**Information provided**
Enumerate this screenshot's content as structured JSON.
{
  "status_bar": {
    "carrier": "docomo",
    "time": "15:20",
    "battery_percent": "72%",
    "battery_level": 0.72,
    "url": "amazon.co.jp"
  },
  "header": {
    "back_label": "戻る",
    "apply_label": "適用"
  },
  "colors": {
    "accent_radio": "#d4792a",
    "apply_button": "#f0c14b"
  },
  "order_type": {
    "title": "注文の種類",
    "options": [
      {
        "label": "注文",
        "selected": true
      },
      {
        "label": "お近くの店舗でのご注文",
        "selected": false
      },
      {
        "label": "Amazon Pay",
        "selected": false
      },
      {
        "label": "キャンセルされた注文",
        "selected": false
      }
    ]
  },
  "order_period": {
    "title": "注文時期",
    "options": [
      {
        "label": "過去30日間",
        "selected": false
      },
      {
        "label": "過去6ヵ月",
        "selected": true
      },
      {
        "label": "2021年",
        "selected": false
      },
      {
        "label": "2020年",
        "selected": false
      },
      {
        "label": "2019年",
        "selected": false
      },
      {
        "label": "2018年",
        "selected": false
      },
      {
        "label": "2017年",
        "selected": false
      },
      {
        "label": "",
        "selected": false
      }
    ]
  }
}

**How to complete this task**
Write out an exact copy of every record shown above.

**Output below**
Enumerate this screenshot's content as structured JSON.
{
  "status_bar": {
    "carrier": "docomo",
    "time": "15:20",
    "battery_percent": "72%",
    "battery_level": 0.72,
    "url": "amazon.co.jp"
  },
  "header": {
    "back_label": "戻る",
    "apply_label": "適用"
  },
  "colors": {
    "accent_radio": "#d4792a",
    "apply_button": "#f0c14b"
  },
  "order_type": {
    "title": "注文の種類",
    "options": [
      {
        "label": "注文",
        "selected": true
      },
      {
        "label": "お近くの店舗でのご注文",
        "selected": false
      },
      {
        "label": "Amazon Pay",
        "selected": false
      },
      {
        "label": "キャンセルされた注文",
        "selected": false
      }
    ]
  },
  "order_period": {
    "title": "注文時期",
    "options": [
      {
        "label": "過去30日間",
        "selected": false
      },
      {
        "label": "過去6ヵ月",
        "selected": true
      },
      {
        "label": "2021年",
        "selected": false
      },
      {
        "label": "2020年",
        "selected": false
      },
      {
        "label": "2019年",
        "selected": false
      },
      {
        "label": "2018年",
        "selected": false
      },
      {
        "label": "2017年",
        "selected": false
      },
      {
        "label": "",
        "selected": false
      }
    ]
  }
}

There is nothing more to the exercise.